“I worked to protect the integrity of the architecture, in homage to Jean-Michel Frank,” said the classically trained artist. Like Frank, she shaped interiors in pale neutral tones, calm and elegant, that are in harmony with the sunstruck views.

The chic guest bedroom includes a Venetian lamp on a mirrored chest. 

“Nature is my inspiration, and my message is that it’s fragile and we must protect it,” said Swartz. “That belief gives days in my studio a certain urgency. I’m driven to paint. I can’t hesitate. This is my life’s work.”

Art Exhibit Details

Exhibition Information:

A Personal Path
exhibiting at the Ludwig Museum, Koblenz

Opening: May 20, 2015
Exhibition: May 21 – August 2, 2015

Danziger Freiheit 1
56068 Koblenz
p. 0261-30 40 412

The Ludwig Museum was founded in 1992 and its permanent collection was assembled by the well-known collectors Peter and Irene Ludwig.
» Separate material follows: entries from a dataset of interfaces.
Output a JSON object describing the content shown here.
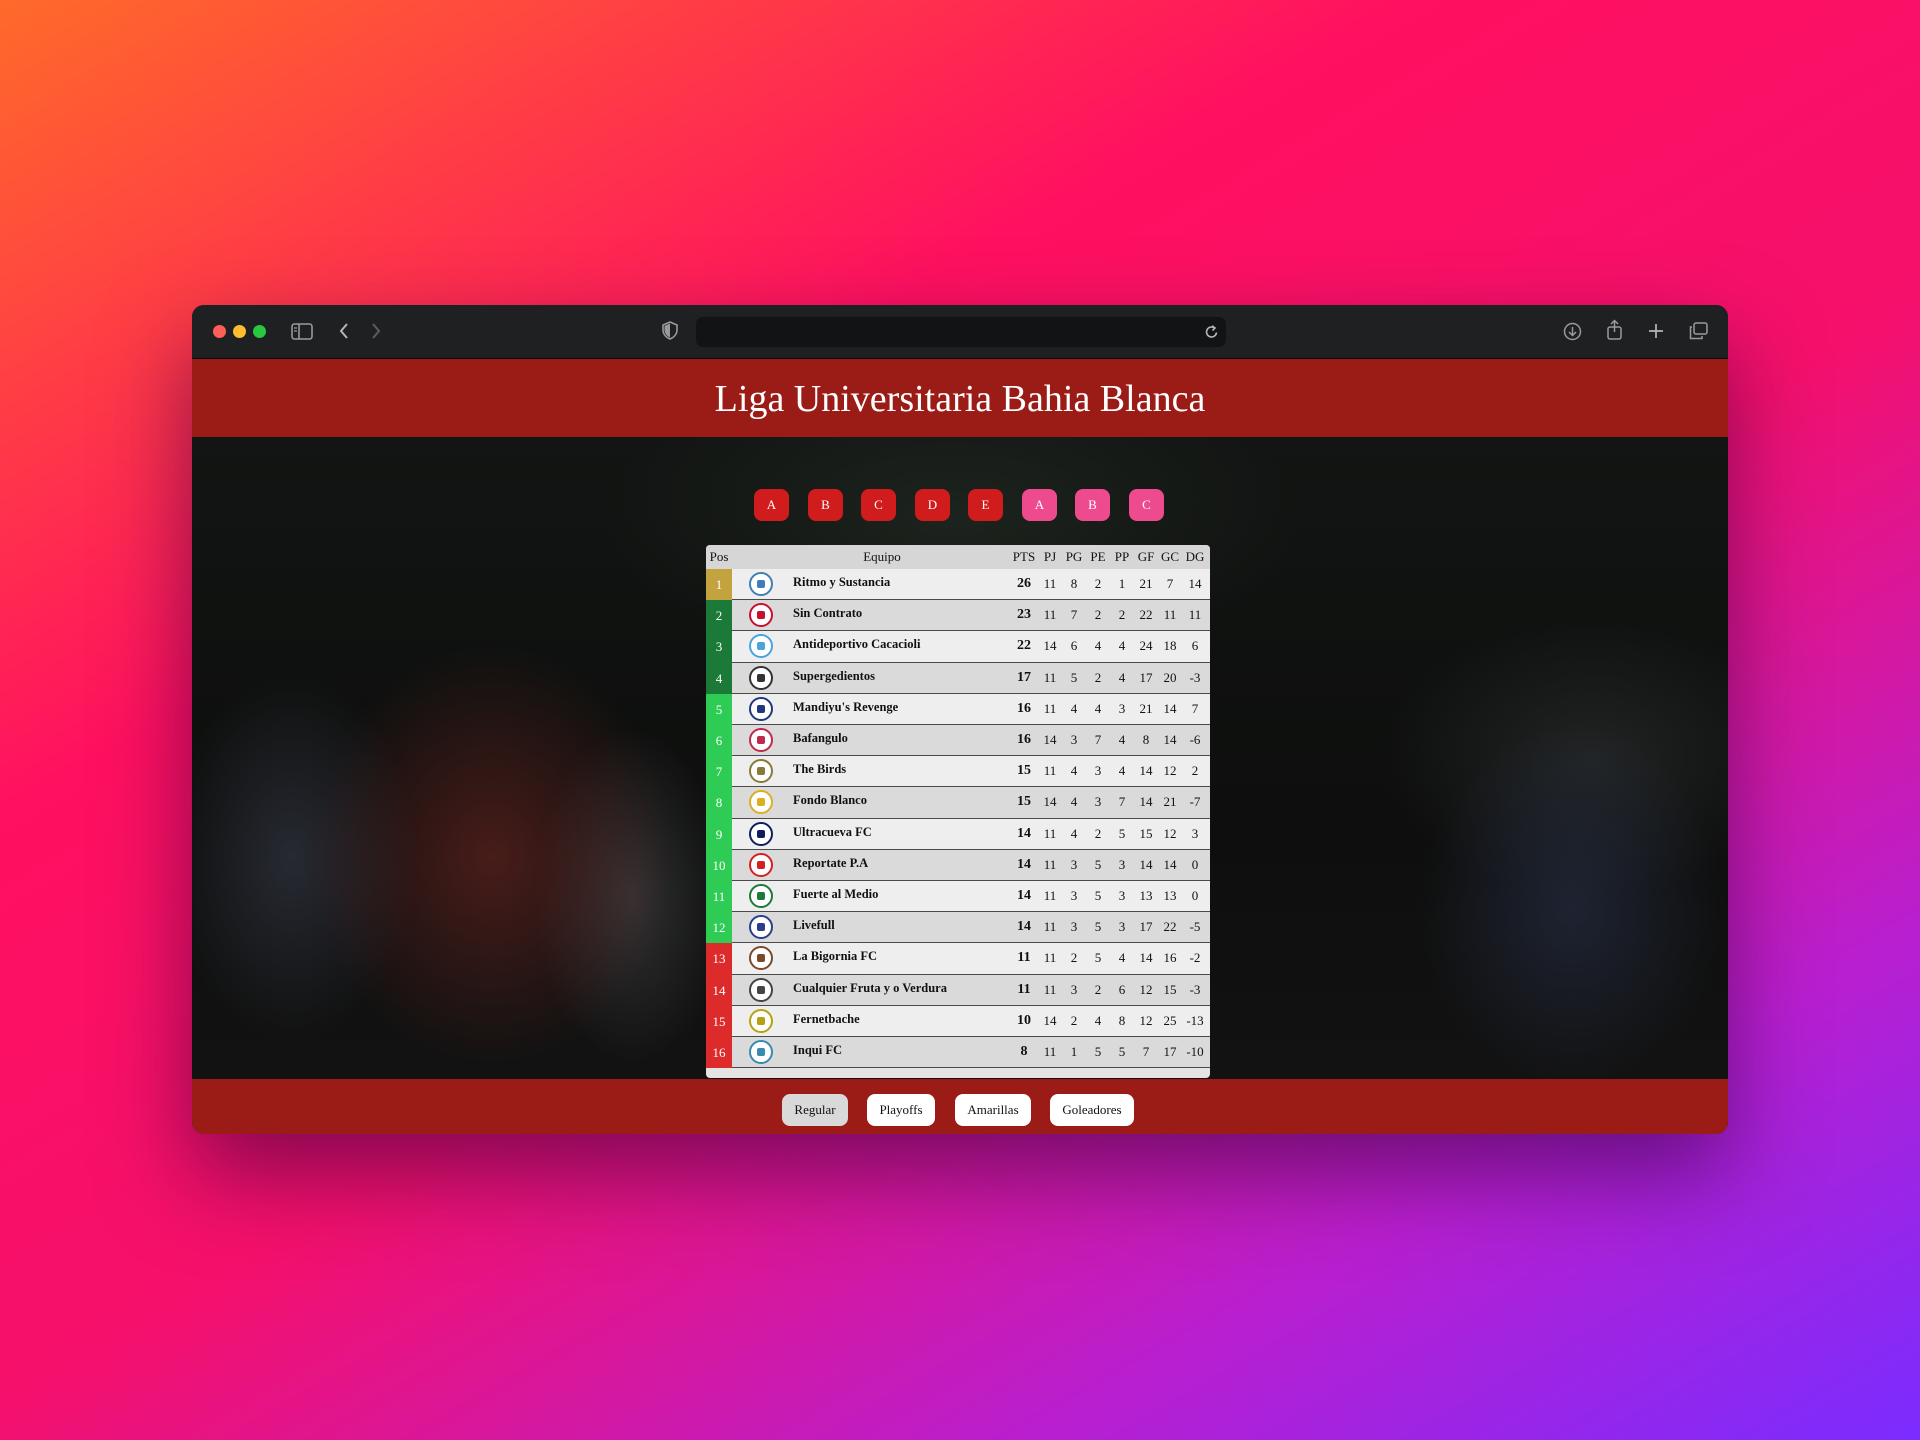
{
  "page": {
    "title": "Liga Universitaria Bahia Blanca"
  },
  "browser": {
    "url": ""
  },
  "colors": {
    "header_red": "#9b1b17",
    "tab_red": "#d01c1c",
    "tab_pink": "#ee4a8e",
    "pos_gold": "#c3a33d",
    "pos_darkgreen": "#1c7a38",
    "pos_green": "#2ecc55",
    "pos_red": "#dd2b2b"
  },
  "group_tabs": [
    {
      "label": "A",
      "style": "red"
    },
    {
      "label": "B",
      "style": "red"
    },
    {
      "label": "C",
      "style": "red"
    },
    {
      "label": "D",
      "style": "red"
    },
    {
      "label": "E",
      "style": "red"
    },
    {
      "label": "A",
      "style": "pink"
    },
    {
      "label": "B",
      "style": "pink"
    },
    {
      "label": "C",
      "style": "pink"
    }
  ],
  "table": {
    "headers": {
      "pos": "Pos",
      "team": "Equipo",
      "pts": "PTS",
      "pj": "PJ",
      "pg": "PG",
      "pe": "PE",
      "pp": "PP",
      "gf": "GF",
      "gc": "GC",
      "dg": "DG"
    },
    "rows": [
      {
        "pos": "1",
        "zone": "gold",
        "crest": "#3e7fb8",
        "team": "Ritmo y Sustancia",
        "pts": "26",
        "pj": "11",
        "pg": "8",
        "pe": "2",
        "pp": "1",
        "gf": "21",
        "gc": "7",
        "dg": "14"
      },
      {
        "pos": "2",
        "zone": "darkgreen",
        "crest": "#c8102e",
        "team": "Sin Contrato",
        "pts": "23",
        "pj": "11",
        "pg": "7",
        "pe": "2",
        "pp": "2",
        "gf": "22",
        "gc": "11",
        "dg": "11"
      },
      {
        "pos": "3",
        "zone": "darkgreen",
        "crest": "#4aa3df",
        "team": "Antideportivo Cacacioli",
        "pts": "22",
        "pj": "14",
        "pg": "6",
        "pe": "4",
        "pp": "4",
        "gf": "24",
        "gc": "18",
        "dg": "6"
      },
      {
        "pos": "4",
        "zone": "darkgreen",
        "crest": "#333333",
        "team": "Supergedientos",
        "pts": "17",
        "pj": "11",
        "pg": "5",
        "pe": "2",
        "pp": "4",
        "gf": "17",
        "gc": "20",
        "dg": "-3"
      },
      {
        "pos": "5",
        "zone": "green",
        "crest": "#1f3a7a",
        "team": "Mandiyu's Revenge",
        "pts": "16",
        "pj": "11",
        "pg": "4",
        "pe": "4",
        "pp": "3",
        "gf": "21",
        "gc": "14",
        "dg": "7"
      },
      {
        "pos": "6",
        "zone": "green",
        "crest": "#c02a4a",
        "team": "Bafangulo",
        "pts": "16",
        "pj": "14",
        "pg": "3",
        "pe": "7",
        "pp": "4",
        "gf": "8",
        "gc": "14",
        "dg": "-6"
      },
      {
        "pos": "7",
        "zone": "green",
        "crest": "#8a7a3a",
        "team": "The Birds",
        "pts": "15",
        "pj": "11",
        "pg": "4",
        "pe": "3",
        "pp": "4",
        "gf": "14",
        "gc": "12",
        "dg": "2"
      },
      {
        "pos": "8",
        "zone": "green",
        "crest": "#d8b020",
        "team": "Fondo Blanco",
        "pts": "15",
        "pj": "14",
        "pg": "4",
        "pe": "3",
        "pp": "7",
        "gf": "14",
        "gc": "21",
        "dg": "-7"
      },
      {
        "pos": "9",
        "zone": "green",
        "crest": "#0f1f5a",
        "team": "Ultracueva FC",
        "pts": "14",
        "pj": "11",
        "pg": "4",
        "pe": "2",
        "pp": "5",
        "gf": "15",
        "gc": "12",
        "dg": "3"
      },
      {
        "pos": "10",
        "zone": "green",
        "crest": "#d62020",
        "team": "Reportate P.A",
        "pts": "14",
        "pj": "11",
        "pg": "3",
        "pe": "5",
        "pp": "3",
        "gf": "14",
        "gc": "14",
        "dg": "0"
      },
      {
        "pos": "11",
        "zone": "green",
        "crest": "#1f7a3a",
        "team": "Fuerte al Medio",
        "pts": "14",
        "pj": "11",
        "pg": "3",
        "pe": "5",
        "pp": "3",
        "gf": "13",
        "gc": "13",
        "dg": "0"
      },
      {
        "pos": "12",
        "zone": "green",
        "crest": "#2a3f8a",
        "team": "Livefull",
        "pts": "14",
        "pj": "11",
        "pg": "3",
        "pe": "5",
        "pp": "3",
        "gf": "17",
        "gc": "22",
        "dg": "-5"
      },
      {
        "pos": "13",
        "zone": "red",
        "crest": "#7a4a2a",
        "team": "La Bigornia FC",
        "pts": "11",
        "pj": "11",
        "pg": "2",
        "pe": "5",
        "pp": "4",
        "gf": "14",
        "gc": "16",
        "dg": "-2"
      },
      {
        "pos": "14",
        "zone": "red",
        "crest": "#444444",
        "team": "Cualquier Fruta y o Verdura",
        "pts": "11",
        "pj": "11",
        "pg": "3",
        "pe": "2",
        "pp": "6",
        "gf": "12",
        "gc": "15",
        "dg": "-3"
      },
      {
        "pos": "15",
        "zone": "red",
        "crest": "#b8a010",
        "team": "Fernetbache",
        "pts": "10",
        "pj": "14",
        "pg": "2",
        "pe": "4",
        "pp": "8",
        "gf": "12",
        "gc": "25",
        "dg": "-13"
      },
      {
        "pos": "16",
        "zone": "red",
        "crest": "#3a8ab0",
        "team": "Inqui FC",
        "pts": "8",
        "pj": "11",
        "pg": "1",
        "pe": "5",
        "pp": "5",
        "gf": "7",
        "gc": "17",
        "dg": "-10"
      }
    ]
  },
  "footer_nav": [
    {
      "label": "Regular",
      "active": true
    },
    {
      "label": "Playoffs",
      "active": false
    },
    {
      "label": "Amarillas",
      "active": false
    },
    {
      "label": "Goleadores",
      "active": false
    }
  ]
}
The collection is mainly post-1945 German and French art with well-known artists represented such as Pablo Picasso, Jean Dubuffet and American artists, Jasper Johns, Willem de Kooning and Robert Rauschenberg.

New Paintings by Susan Swartz

Contemplation Unveiled, 2015, 72 x 72in 

Evolving Visions 3, 2015, 72 x 72in

Evolving Visions 4, 2015, 72 x 72in

Evolving Visions, 2015, 72 x 72in

Landscape of Resonances 011, 2013, 72 x 48in

Modern Renaissance, 2014, 60 x 60in

American Art Collector Artist Focus
Susan Swartz explores the landscape through potent colors and richly layered abstract paintings. With her evocation of coastal splendor and mountain drama, Swartz follows in the tradition of the great German painters such as 19th century Romantic sage Caspar David Friedrich, and 20th century icon Gerhard Richter.

She is inspired by the intersection of art, nature, and spirituality. Swartz’s distinctive style has been recognized with solo exhibitions at the Kollegienkirche in Salzburg, Austria in 2014; the National Museum of Women in the Arts in Washington, D.C. in 2011; the Springville Museum of Art in Springville, Utah in 2010; and the Utah Museum of Fine Arts in Salt Lake City, Utah in 2008.

Her works are in the permanent collections of the National Museum of Women in the Arts; the Springville Museum of Art; the Utah Museum of Fine Arts; and the International Olympic Museum in Lausanne, Switzerland.

In 2005, Swartz was published in the Gibbs Smith collectors book Painters of the Wasatch Mountains alongside Wasatch Mountain School artists Maynard Dixon, Albert Bierstadt and Thomas Moran.

The same year she was honored by the Harvard Divinity School for a career that continues to blend artistry and faith.

In 2008, she was honored with the Independent Publisher Book Award for her book Natural Revelations.

The underlying energy and tension in Swartz’s work hints of her complex relationship with the natural world. She now works from a place of impassioned reverence for the earth, and of fierce determination to inform and educate.

As Swartz’s relationship with nature has evolved, her painting has progressed from a realist style to an abstract style.

A Personal Path
Swartz’s solo exhibition at the Ludwig Museum, Koblenz, displays more than 70 worksof art revealing the depth of her work and the evolution of her abstract paintings.

Contact Information:

Susan Swartz Studios
PO Box 682053
Park City, UT 84068
p. 435-655-1201


The view from the terrace includes the artful ‘Bay Lights’ on the Bay Bridge. Acacia wood globes from JRM International, San Francisco.


 Thank you, Lisa Romerein, for a fantastic photo shoot.

All photography copyright Lisa Romerein, used here with express permission of the photographer.

1 comment:

peggy braswell said...

love her paintings + stunning.